▶ **Task to carry out**:
Restate the entries word for word, omitting nothing.

***** Information given *****

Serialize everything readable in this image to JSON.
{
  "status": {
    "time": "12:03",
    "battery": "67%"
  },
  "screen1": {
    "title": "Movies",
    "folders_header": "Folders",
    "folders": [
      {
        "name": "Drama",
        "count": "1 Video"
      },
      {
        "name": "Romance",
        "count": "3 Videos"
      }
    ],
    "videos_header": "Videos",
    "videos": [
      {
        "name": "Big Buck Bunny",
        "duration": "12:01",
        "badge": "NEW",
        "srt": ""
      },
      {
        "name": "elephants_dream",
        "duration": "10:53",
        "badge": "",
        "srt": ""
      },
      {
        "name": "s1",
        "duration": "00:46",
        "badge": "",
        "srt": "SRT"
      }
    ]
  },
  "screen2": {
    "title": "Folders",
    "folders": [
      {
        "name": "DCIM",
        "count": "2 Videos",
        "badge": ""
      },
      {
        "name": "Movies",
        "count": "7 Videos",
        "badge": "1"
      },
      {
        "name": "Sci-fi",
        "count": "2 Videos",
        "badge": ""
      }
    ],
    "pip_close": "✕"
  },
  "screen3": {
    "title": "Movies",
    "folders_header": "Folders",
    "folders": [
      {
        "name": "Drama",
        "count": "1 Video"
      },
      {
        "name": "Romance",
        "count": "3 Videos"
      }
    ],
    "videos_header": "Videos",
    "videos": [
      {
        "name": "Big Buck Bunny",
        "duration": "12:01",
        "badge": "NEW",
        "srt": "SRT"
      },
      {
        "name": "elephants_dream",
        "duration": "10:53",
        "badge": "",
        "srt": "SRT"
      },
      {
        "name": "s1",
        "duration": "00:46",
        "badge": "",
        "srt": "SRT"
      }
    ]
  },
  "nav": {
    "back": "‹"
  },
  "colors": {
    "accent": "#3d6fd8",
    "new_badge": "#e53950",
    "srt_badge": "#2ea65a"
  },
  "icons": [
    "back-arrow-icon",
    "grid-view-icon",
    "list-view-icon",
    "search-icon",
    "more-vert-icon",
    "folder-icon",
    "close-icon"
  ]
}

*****

▶ **Answer to the exercise**:
Serialize everything readable in this image to JSON.
{
  "status": {
    "time": "12:03",
    "battery": "67%"
  },
  "screen1": {
    "title": "Movies",
    "folders_header": "Folders",
    "folders": [
      {
        "name": "Drama",
        "count": "1 Video"
      },
      {
        "name": "Romance",
        "count": "3 Videos"
      }
    ],
    "videos_header": "Videos",
    "videos": [
      {
        "name": "Big Buck Bunny",
        "duration": "12:01",
        "badge": "NEW",
        "srt": ""
      },
      {
        "name": "elephants_dream",
        "duration": "10:53",
        "badge": "",
        "srt": ""
      },
      {
        "name": "s1",
        "duration": "00:46",
        "badge": "",
        "srt": "SRT"
      }
    ]
  },
  "screen2": {
    "title": "Folders",
    "folders": [
      {
        "name": "DCIM",
        "count": "2 Videos",
        "badge": ""
      },
      {
        "name": "Movies",
        "count": "7 Videos",
        "badge": "1"
      },
      {
        "name": "Sci-fi",
        "count": "2 Videos",
        "badge": ""
      }
    ],
    "pip_close": "✕"
  },
  "screen3": {
    "title": "Movies",
    "folders_header": "Folders",
    "folders": [
      {
        "name": "Drama",
        "count": "1 Video"
      },
      {
        "name": "Romance",
        "count": "3 Videos"
      }
    ],
    "videos_header": "Videos",
    "videos": [
      {
        "name": "Big Buck Bunny",
        "duration": "12:01",
        "badge": "NEW",
        "srt": "SRT"
      },
      {
        "name": "elephants_dream",
        "duration": "10:53",
        "badge": "",
        "srt": "SRT"
      },
      {
        "name": "s1",
        "duration": "00:46",
        "badge": "",
        "srt": "SRT"
      }
    ]
  },
  "nav": {
    "back": "‹"
  },
  "colors": {
    "accent": "#3d6fd8",
    "new_badge": "#e53950",
    "srt_badge": "#2ea65a"
  },
  "icons": [
    "back-arrow-icon",
    "grid-view-icon",
    "list-view-icon",
    "search-icon",
    "more-vert-icon",
    "folder-icon",
    "close-icon"
  ]
}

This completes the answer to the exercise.